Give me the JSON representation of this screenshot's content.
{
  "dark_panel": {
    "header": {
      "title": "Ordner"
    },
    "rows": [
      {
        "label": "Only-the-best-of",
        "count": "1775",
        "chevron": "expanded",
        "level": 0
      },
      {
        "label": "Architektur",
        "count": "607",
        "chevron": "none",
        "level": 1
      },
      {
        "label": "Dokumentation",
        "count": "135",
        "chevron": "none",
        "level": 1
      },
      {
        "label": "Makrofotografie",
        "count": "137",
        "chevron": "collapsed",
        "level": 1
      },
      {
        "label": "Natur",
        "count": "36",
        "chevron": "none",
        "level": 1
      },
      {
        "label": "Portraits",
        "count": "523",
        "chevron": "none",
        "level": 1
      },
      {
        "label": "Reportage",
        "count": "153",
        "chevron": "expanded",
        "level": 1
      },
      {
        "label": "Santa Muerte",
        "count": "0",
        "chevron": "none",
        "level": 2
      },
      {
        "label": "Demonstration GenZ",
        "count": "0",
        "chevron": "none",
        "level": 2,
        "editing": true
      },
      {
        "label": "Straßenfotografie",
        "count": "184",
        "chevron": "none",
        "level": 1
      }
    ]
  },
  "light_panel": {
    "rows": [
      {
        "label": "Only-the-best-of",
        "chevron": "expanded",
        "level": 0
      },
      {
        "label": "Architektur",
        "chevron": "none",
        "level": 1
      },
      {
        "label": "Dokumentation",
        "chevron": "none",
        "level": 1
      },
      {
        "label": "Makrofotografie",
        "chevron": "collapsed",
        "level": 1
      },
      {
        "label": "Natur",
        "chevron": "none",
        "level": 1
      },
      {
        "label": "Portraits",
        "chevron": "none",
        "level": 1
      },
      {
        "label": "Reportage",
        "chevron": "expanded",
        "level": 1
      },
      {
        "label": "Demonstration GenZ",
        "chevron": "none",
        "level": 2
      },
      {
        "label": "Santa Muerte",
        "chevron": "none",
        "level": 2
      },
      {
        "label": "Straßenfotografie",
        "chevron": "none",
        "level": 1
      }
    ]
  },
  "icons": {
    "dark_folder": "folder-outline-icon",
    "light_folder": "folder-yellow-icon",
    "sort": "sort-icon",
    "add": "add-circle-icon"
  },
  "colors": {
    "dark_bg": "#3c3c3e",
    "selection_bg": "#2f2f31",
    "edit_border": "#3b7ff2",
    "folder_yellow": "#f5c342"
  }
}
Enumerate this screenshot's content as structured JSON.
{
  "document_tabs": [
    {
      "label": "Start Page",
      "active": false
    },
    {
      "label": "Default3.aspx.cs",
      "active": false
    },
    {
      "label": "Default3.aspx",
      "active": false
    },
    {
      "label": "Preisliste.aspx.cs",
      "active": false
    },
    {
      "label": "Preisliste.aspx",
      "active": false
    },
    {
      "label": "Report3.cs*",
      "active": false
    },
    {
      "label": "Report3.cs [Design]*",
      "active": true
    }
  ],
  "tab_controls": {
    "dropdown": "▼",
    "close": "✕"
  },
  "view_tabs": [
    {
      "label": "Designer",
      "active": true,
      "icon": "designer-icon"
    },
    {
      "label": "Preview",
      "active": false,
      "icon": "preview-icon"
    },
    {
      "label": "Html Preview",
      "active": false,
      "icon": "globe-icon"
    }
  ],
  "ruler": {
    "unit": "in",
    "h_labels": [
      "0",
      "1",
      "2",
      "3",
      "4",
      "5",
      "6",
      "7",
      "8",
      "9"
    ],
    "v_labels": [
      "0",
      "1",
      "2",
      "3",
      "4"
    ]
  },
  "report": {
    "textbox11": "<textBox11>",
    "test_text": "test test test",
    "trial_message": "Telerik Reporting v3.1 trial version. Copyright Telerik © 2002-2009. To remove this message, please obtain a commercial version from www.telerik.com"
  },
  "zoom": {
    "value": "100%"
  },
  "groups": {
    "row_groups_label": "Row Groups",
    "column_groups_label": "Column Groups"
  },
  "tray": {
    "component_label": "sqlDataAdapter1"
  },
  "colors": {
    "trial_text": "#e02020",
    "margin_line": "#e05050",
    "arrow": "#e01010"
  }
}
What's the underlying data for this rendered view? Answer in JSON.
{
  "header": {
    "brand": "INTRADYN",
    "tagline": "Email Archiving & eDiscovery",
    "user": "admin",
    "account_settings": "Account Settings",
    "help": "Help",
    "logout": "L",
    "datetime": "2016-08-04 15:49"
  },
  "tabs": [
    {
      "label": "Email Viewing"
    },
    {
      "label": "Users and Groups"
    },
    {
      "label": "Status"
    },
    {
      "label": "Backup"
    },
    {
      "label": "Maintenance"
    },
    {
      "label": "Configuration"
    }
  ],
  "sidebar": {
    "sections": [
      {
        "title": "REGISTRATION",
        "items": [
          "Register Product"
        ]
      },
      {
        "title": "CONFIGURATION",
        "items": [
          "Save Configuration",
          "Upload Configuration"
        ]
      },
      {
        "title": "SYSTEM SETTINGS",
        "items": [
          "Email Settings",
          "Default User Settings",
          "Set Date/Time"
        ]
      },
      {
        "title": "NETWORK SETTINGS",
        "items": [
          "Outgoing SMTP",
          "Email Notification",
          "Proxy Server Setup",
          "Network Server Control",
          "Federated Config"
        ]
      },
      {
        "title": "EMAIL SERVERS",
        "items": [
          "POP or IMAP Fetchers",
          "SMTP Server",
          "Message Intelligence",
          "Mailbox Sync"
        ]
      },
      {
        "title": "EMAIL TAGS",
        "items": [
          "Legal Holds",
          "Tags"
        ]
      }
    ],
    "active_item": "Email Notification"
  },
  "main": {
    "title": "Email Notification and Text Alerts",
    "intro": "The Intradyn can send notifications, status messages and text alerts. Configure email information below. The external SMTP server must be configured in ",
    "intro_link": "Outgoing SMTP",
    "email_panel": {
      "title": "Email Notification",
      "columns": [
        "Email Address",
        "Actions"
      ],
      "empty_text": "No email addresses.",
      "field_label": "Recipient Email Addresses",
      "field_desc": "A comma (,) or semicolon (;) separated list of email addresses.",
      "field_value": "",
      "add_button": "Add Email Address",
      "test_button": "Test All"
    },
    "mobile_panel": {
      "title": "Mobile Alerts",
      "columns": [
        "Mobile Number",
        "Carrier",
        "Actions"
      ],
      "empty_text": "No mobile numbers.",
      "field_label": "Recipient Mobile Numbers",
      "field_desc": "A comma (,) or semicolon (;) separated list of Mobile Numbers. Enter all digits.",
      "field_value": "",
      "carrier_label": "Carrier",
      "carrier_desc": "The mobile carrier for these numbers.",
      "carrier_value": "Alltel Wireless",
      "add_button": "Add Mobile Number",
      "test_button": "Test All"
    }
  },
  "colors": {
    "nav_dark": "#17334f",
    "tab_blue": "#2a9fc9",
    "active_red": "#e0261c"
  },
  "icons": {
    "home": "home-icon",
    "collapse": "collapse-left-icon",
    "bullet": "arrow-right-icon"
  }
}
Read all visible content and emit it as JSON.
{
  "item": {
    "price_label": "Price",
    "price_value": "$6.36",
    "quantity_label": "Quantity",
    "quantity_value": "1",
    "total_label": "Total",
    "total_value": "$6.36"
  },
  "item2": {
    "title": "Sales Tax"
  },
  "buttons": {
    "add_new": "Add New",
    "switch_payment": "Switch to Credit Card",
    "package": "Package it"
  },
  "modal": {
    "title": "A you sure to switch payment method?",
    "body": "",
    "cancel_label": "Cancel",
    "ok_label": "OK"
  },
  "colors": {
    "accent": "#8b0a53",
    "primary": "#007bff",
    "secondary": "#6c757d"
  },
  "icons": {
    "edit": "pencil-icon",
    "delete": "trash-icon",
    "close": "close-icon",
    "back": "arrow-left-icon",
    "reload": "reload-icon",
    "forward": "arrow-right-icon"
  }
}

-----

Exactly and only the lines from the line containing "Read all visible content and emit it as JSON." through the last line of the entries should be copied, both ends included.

Read all visible content and emit it as JSON.
{
  "item": {
    "price_label": "Price",
    "price_value": "$6.36",
    "quantity_label": "Quantity",
    "quantity_value": "1",
    "total_label": "Total",
    "total_value": "$6.36"
  },
  "item2": {
    "title": "Sales Tax"
  },
  "buttons": {
    "add_new": "Add New",
    "switch_payment": "Switch to Credit Card",
    "package": "Package it"
  },
  "modal": {
    "title": "A you sure to switch payment method?",
    "body": "",
    "cancel_label": "Cancel",
    "ok_label": "OK"
  },
  "colors": {
    "accent": "#8b0a53",
    "primary": "#007bff",
    "secondary": "#6c757d"
  },
  "icons": {
    "edit": "pencil-icon",
    "delete": "trash-icon",
    "close": "close-icon",
    "back": "arrow-left-icon",
    "reload": "reload-icon",
    "forward": "arrow-right-icon"
  }
}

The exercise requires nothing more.